Heart disease is the number one cause of death in the country, and living a heart-healthy lifestyle is the first key to a long life. One important aspect of heart health is maintaining appropriate cholesterol levels. If your cholesterol gets too high, you put yourself at risk of heart disease. Luckily, it’s possible for many people to maintain their cholesterol through diet and exercise alone; others may find that medication is helpful as part of a healthy lifestyle. In any case, keeping your cholesterol low is simpler and safer than trying to solve a problem once it has arisen.

What is Cholesterol?

Cholesterol is fat-like waxy substance that dwells naturally in all body tissue. It travels through the bloodstream in lipoproteins, which are made of lipids and protein. Your body naturally creates cholesterol, and cholesterol is necessary for regulating certain body processes. For example, cholesterol is responsible for synthesizing vitamin D, making certain hormones and removing nutrients from digested food.

The problem arises when cholesterol levels rise over what the body requires. There are two primary types of cholesterol in the bloodstream: High-density lipoproteins and low-density lipoproteins. These types, called HDL and LDL for short, must stay in balance in order to avoid problems. HDL, often called “good cholesterol,” is the type that’s naturally produced within your body. LDL, or “bad cholesterol,” is often consumed through the diet, but it can be produced by the body as well. What makes LDL cholesterol bad is that it can carry plaque into blood vessels, which subsequently become clogged. This in turn can result in coronary heart disease.
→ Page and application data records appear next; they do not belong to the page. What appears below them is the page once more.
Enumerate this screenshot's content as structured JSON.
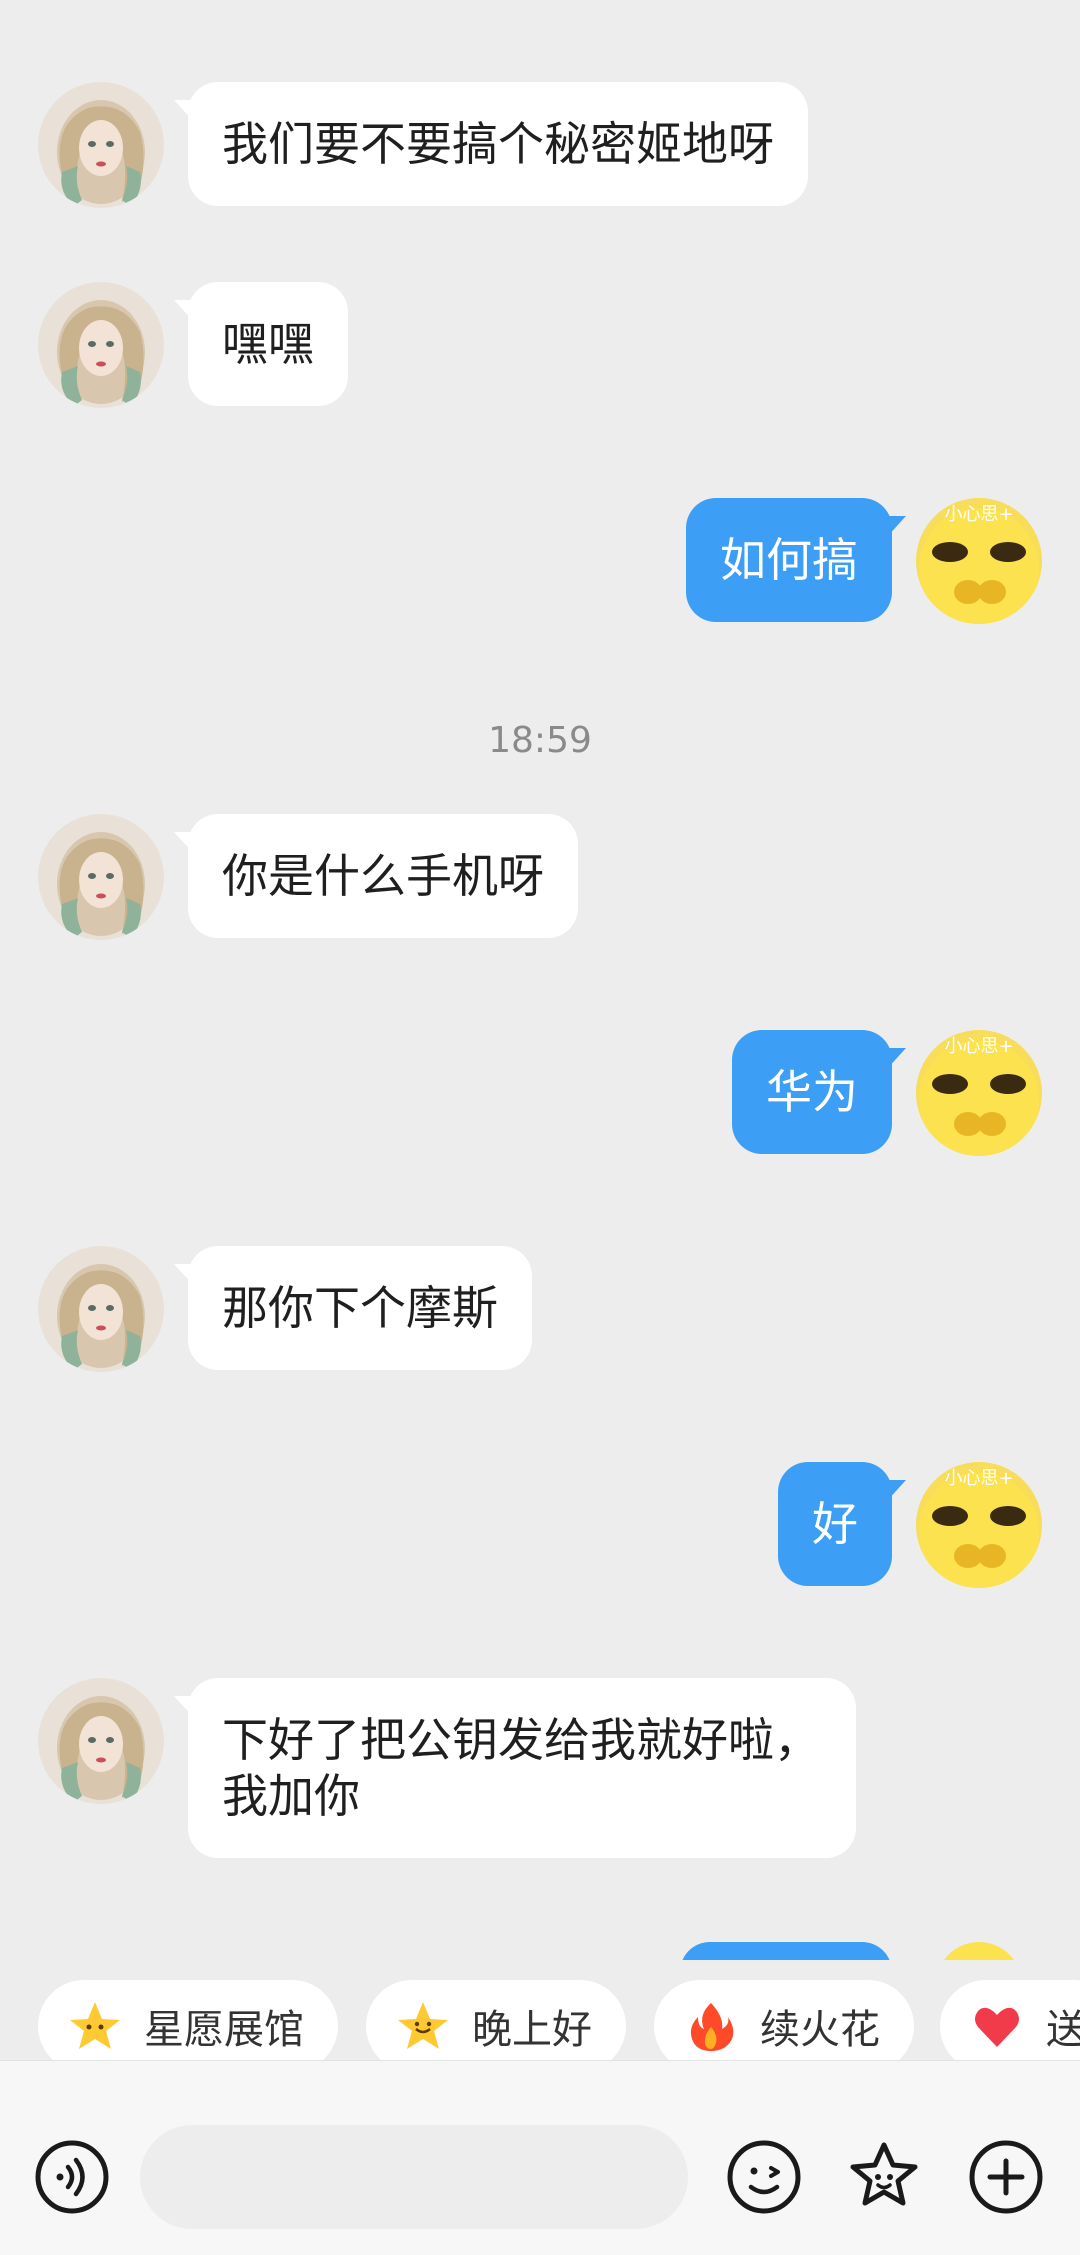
{
  "messages": [
    {
      "side": "left",
      "text": "我们要不要搞个秘密姬地呀"
    },
    {
      "side": "left",
      "text": "嘿嘿"
    },
    {
      "side": "right",
      "text": "如何搞"
    },
    {
      "side": "left",
      "text": "你是什么手机呀"
    },
    {
      "side": "right",
      "text": "华为"
    },
    {
      "side": "left",
      "text": "那你下个摩斯"
    },
    {
      "side": "right",
      "text": "好"
    },
    {
      "side": "left",
      "text": "下好了把公钥发给我就好啦，我加你"
    }
  ],
  "timestamp": "18:59",
  "self_avatar_caption": "小心思+",
  "quick_replies": [
    {
      "label": "星愿展馆",
      "icon": "star-face-icon"
    },
    {
      "label": "晚上好",
      "icon": "smiling-star-icon"
    },
    {
      "label": "续火花",
      "icon": "fire-icon"
    },
    {
      "label": "送",
      "icon": "heart-icon"
    }
  ],
  "input": {
    "placeholder": ""
  },
  "colors": {
    "background": "#ededed",
    "self_bubble": "#3d9ef5",
    "other_bubble": "#ffffff"
  }
}
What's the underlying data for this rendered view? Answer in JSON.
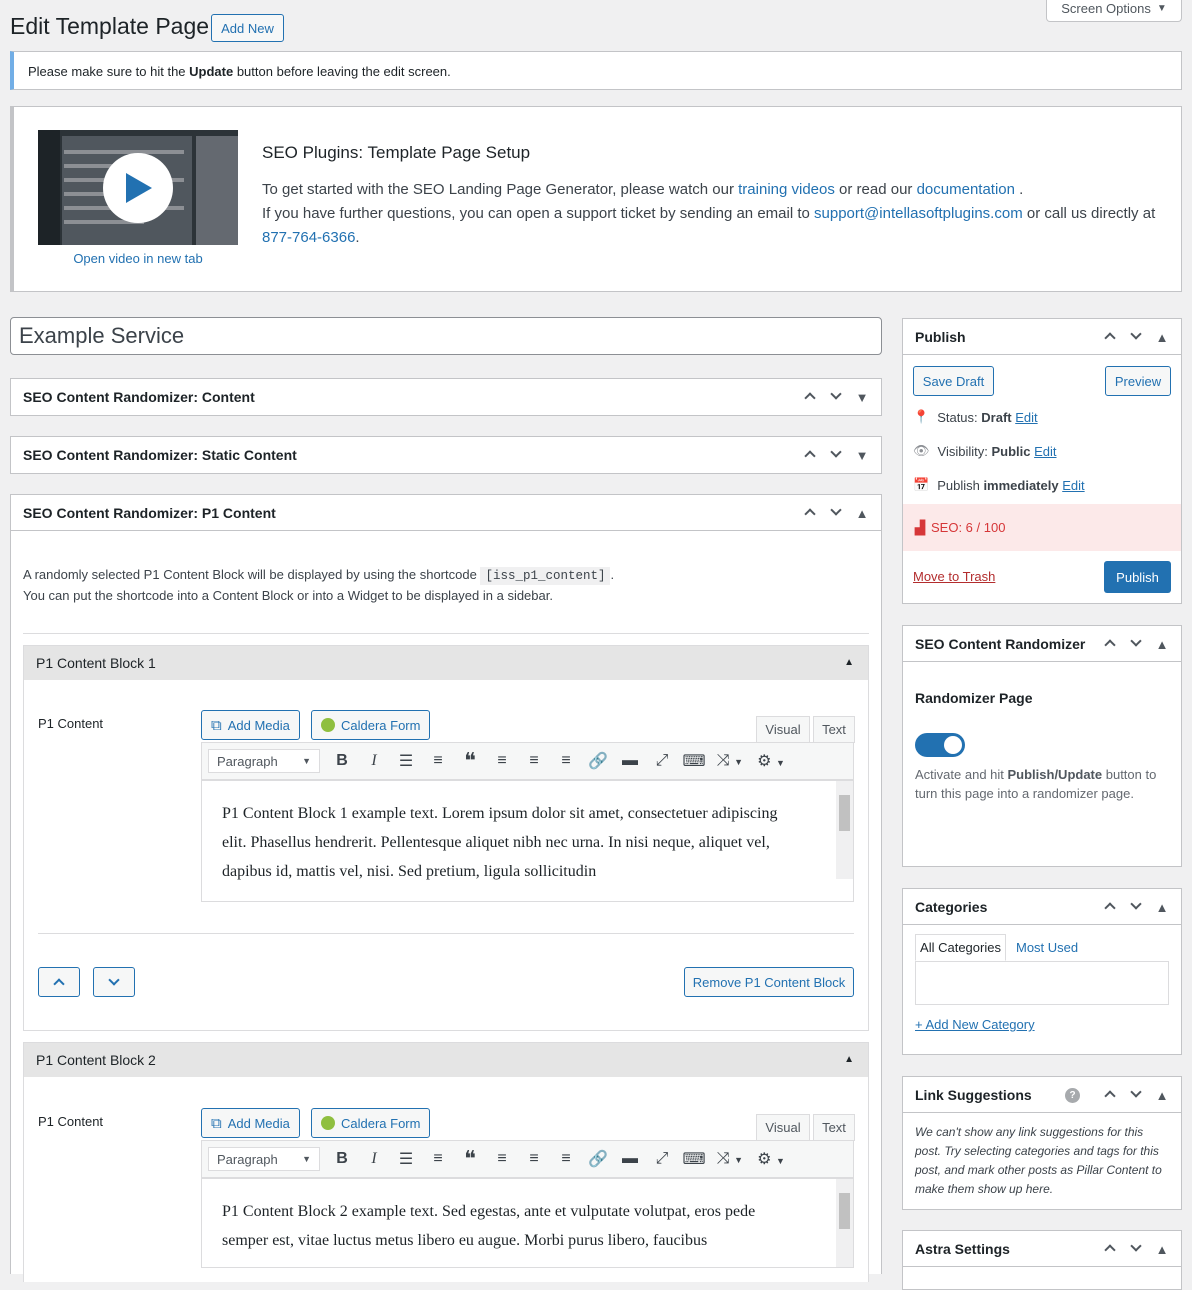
{
  "header": {
    "title": "Edit Template Page",
    "add_new": "Add New",
    "screen_options": "Screen Options"
  },
  "notice": {
    "prefix": "Please make sure to hit the ",
    "bold": "Update",
    "suffix": " button before leaving the edit screen."
  },
  "setup": {
    "open_video": "Open video in new tab",
    "title": "SEO Plugins: Template Page Setup",
    "line1_prefix": "To get started with the SEO Landing Page Generator, please watch our ",
    "training_link": "training videos",
    "line1_mid": " or read our ",
    "doc_link": "documentation",
    "line1_suffix": " .",
    "line2_prefix": "If you have further questions, you can open a support ticket by sending an email to ",
    "email_link": "support@intellasoftplugins.com",
    "line2_mid": " or call us directly at ",
    "phone_link": "877-764-6366",
    "line2_suffix": "."
  },
  "post_title": "Example Service",
  "boxes": {
    "content": "SEO Content Randomizer: Content",
    "static": "SEO Content Randomizer: Static Content",
    "p1": "SEO Content Randomizer: P1 Content"
  },
  "p1": {
    "desc1_prefix": "A randomly selected P1 Content Block will be displayed by using the shortcode ",
    "shortcode": "[iss_p1_content]",
    "desc1_suffix": ".",
    "desc2": "You can put the shortcode into a Content Block or into a Widget to be displayed in a sidebar.",
    "blocks": [
      {
        "title": "P1 Content Block 1",
        "label": "P1 Content",
        "text": "P1 Content Block 1 example text. Lorem ipsum dolor sit amet, consectetuer adipiscing elit. Phasellus hendrerit. Pellentesque aliquet nibh nec urna. In nisi neque, aliquet vel, dapibus id, mattis vel, nisi. Sed pretium, ligula sollicitudin"
      },
      {
        "title": "P1 Content Block 2",
        "label": "P1 Content",
        "text": "P1 Content Block 2 example text. Sed egestas, ante et vulputate volutpat, eros pede semper est, vitae luctus metus libero eu augue. Morbi purus libero, faucibus"
      }
    ],
    "add_media": "Add Media",
    "caldera_form": "Caldera Form",
    "tab_visual": "Visual",
    "tab_text": "Text",
    "paragraph": "Paragraph",
    "remove_block": "Remove P1 Content Block"
  },
  "publish": {
    "title": "Publish",
    "save_draft": "Save Draft",
    "preview": "Preview",
    "status_label": "Status: ",
    "status_value": "Draft",
    "visibility_label": "Visibility: ",
    "visibility_value": "Public",
    "publish_label": "Publish ",
    "publish_value": "immediately",
    "edit": "Edit",
    "seo": "SEO: 6 / 100",
    "move_to_trash": "Move to Trash",
    "publish_btn": "Publish"
  },
  "randomizer": {
    "title": "SEO Content Randomizer",
    "heading": "Randomizer Page",
    "toggle_on": true,
    "desc_prefix": "Activate and hit ",
    "desc_bold": "Publish/Update",
    "desc_suffix": " button to turn this page into a randomizer page."
  },
  "categories": {
    "title": "Categories",
    "tab_all": "All Categories",
    "tab_most": "Most Used",
    "add_new": "+ Add New Category"
  },
  "links": {
    "title": "Link Suggestions",
    "text": "We can't show any link suggestions for this post. Try selecting categories and tags for this post, and mark other posts as Pillar Content to make them show up here."
  },
  "astra": {
    "title": "Astra Settings"
  },
  "colors": {
    "accent": "#2271b1",
    "seo_bg": "#fce9e9",
    "seo_text": "#d63638",
    "notice_border": "#72aee6"
  }
}
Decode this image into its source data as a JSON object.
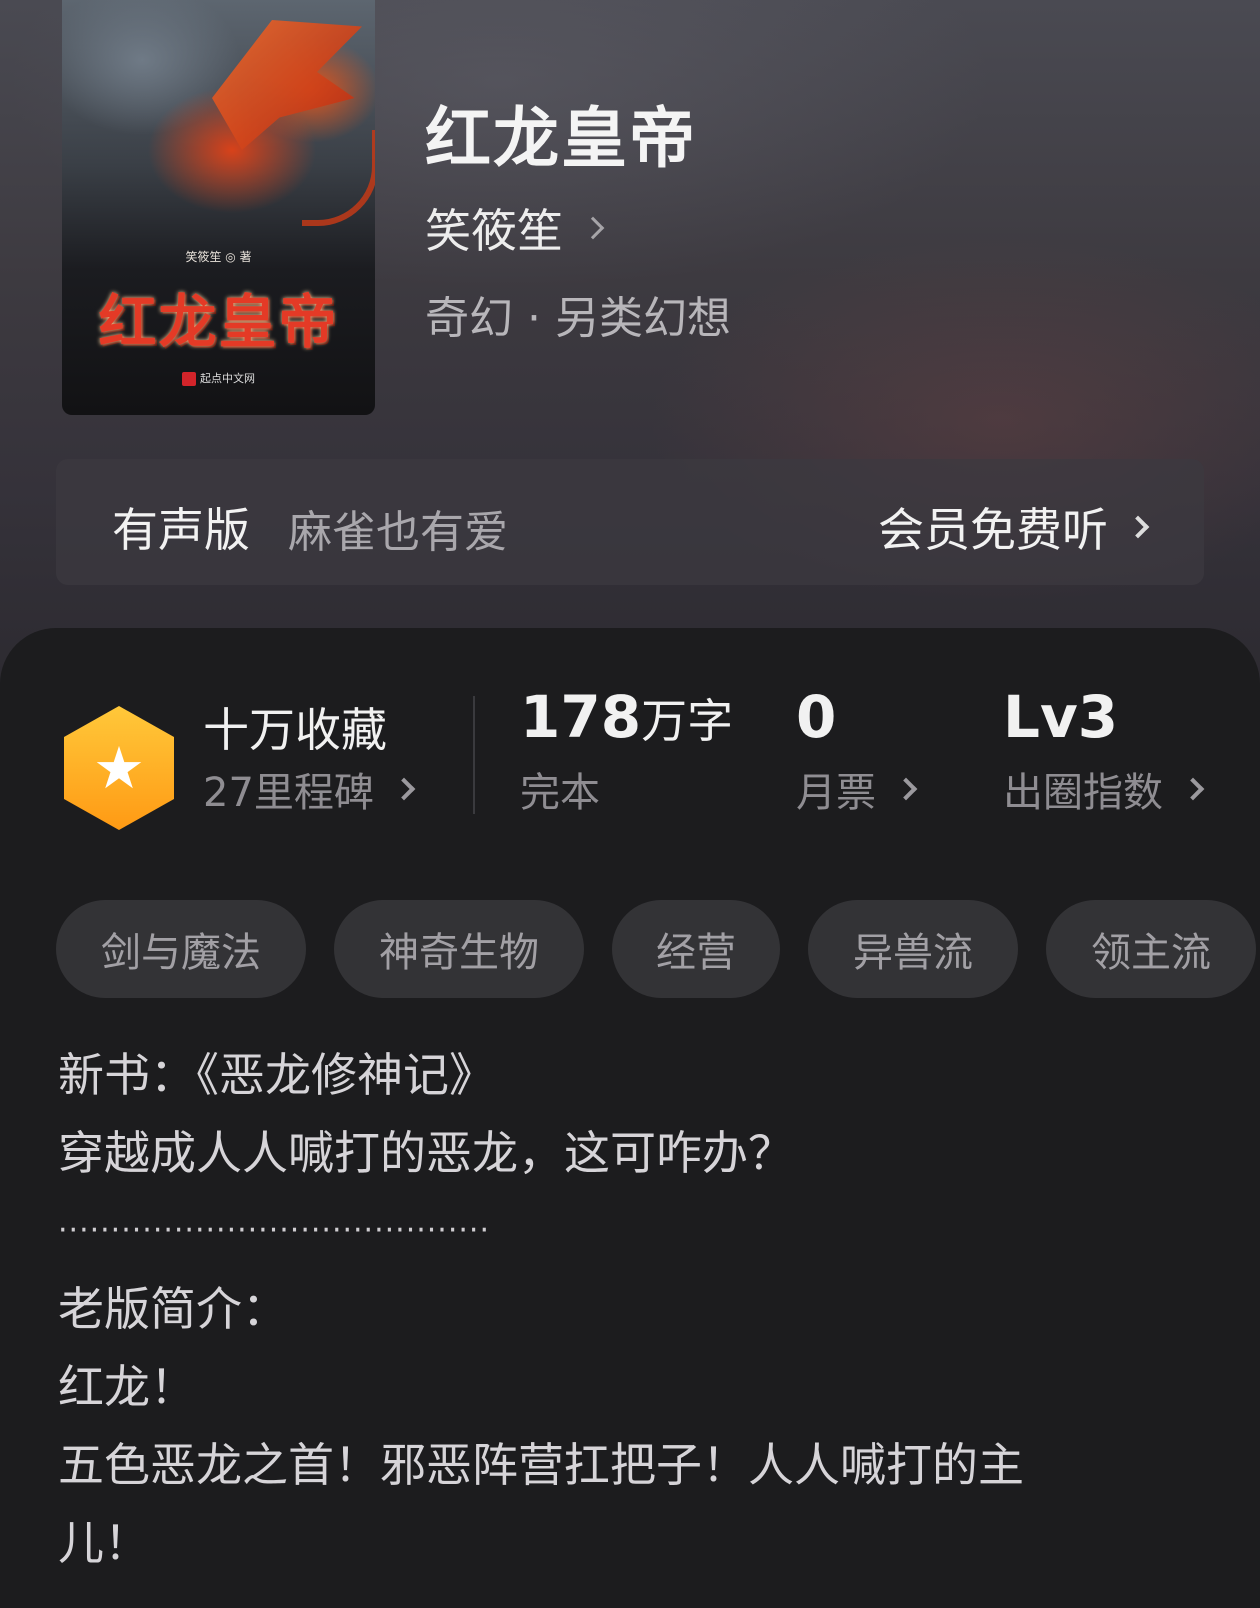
{
  "book": {
    "title": "红龙皇帝",
    "author": "笑筱笙",
    "genre": "奇幻 · 另类幻想",
    "cover": {
      "author_line": "笑筱笙 ◎ 著",
      "title": "红龙皇帝",
      "publisher": "起点中文网"
    }
  },
  "audio": {
    "label": "有声版",
    "narrator": "麻雀也有爱",
    "action": "会员免费听"
  },
  "stats": {
    "collect": {
      "main": "十万收藏",
      "sub": "27里程碑"
    },
    "words": {
      "num": "178",
      "unit": "万字",
      "sub": "完本"
    },
    "monthly": {
      "num": "0",
      "sub": "月票"
    },
    "index": {
      "num": "Lv3",
      "sub": "出圈指数"
    }
  },
  "tags": [
    "剑与魔法",
    "神奇生物",
    "经营",
    "异兽流",
    "领主流"
  ],
  "description": {
    "lines": [
      "新书：《恶龙修神记》",
      "穿越成人人喊打的恶龙，这可咋办？",
      "·········································",
      "老版简介：",
      "红龙！",
      "五色恶龙之首！邪恶阵营扛把子！人人喊打的主",
      "儿！"
    ]
  },
  "colors": {
    "badge_gradient": [
      "#ffc83a",
      "#ff9a14"
    ],
    "panel_bg": "#1c1c1e",
    "tag_bg": "#333336"
  }
}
If you have a reasonable balance of HDL and LDL cholesterol, you are usually safe from heart disease. This is because the HDL will help keep the LDL in check, which prevents it from flooding your arteries and causing blockages. If your LDL cholesterol level creeps too high, however, you can place yourself at risk for heart disease. Because LDL cholesterol production is tied closely to a person’s eating habits, many people have a much higher concentration in their bloodstreams than they should.

Identifying High Cholesterol

High cholesterol has no symptoms on its own, so a person can live with this condition for years without realizing the problem. In some cases, high cholesterol is only diagnosed after a person presents symptoms of heart disease. In other cases, high cholesterol is discovered through blood tests completed during a routine physical.

Some people are at higher risk of high cholesterol than others. Diet plays an important role, and people with diets high in saturated fat and dietary cholesterol may have high levels of LDL cholesterol. Additionally, there is some evidence that high cholesterol can be genetic, and some people have higher LDL levels than others regardless of their diets. Finally, obesity and diabetes can both be contributing factors to high cholesterol.

Lifestyle Changes that Lower Cholesterol

Whether you’ve been identified as having high cholesterol or are in a high-risk category, finding ways to lower your LDL levels through natural means is a smart choice. Diet and exercise can be just as effective as medication, and it’s not too difficult to follow a heart-healthy diet. Here are some tips:

– Avoid Animal Fats – Animal fat is the primary source of LDL cholesterol. Avoid fatty meats, eggs and full-fat dairy. Instead, opt for lean meat and low-fat dairy, or skip animal products altogether in favor of a plant-based diet.

– Avoid Saturated and Trans Fats – Any hydrogenated oils should be removed from your diet and replaced with healthier fats like those in olive oil. Also avoid eating any deep-fried or greasy foods.

– Eat Lots of Soluble Fiber – Studies suggest that soluble fiber may actually bind to cholesterol and help flush it from your system. Some common sources of soluble fiber are oats, bran, lentils, beans, flaxseeds and some fruits and vegetables.

– Eat Plenty of Good Fats – Omega-3 fatty acids are present in fatty fish like salmon and tuna, and these fats can help reduce your blood pressure and stop blood clots from forming. The fats found in nuts and seeds also play a valuable role in keeping your blood vessels clear.

– Exercise Frequently – Aerobic exercise strengthens the heart muscle and helps promote overall vitality. It may also increase your blood flow and circulation, which can help keep arteries from becoming blocked. Finally, exercise helps maintain weight, and obesity is a major factor in cholesterol build-up. Even a few minutes of aerobic exercise each day can make a huge difference in your overall health.

If keeping a healthy diet doesn’t work on its own to reduce your cholesterol, you may want to discuss medication options with your doctor. There are a number of natural herbal supplements that can help lower cholesterol. One of the most effective is niacin, a vitamin that can be taken in high doses to stabilize blood cholesterol levels. Be sure to discuss these options with your doctor. Depending on your situation, the doctor may also want to prescribe a commercial cholesterol drug like Lipitor.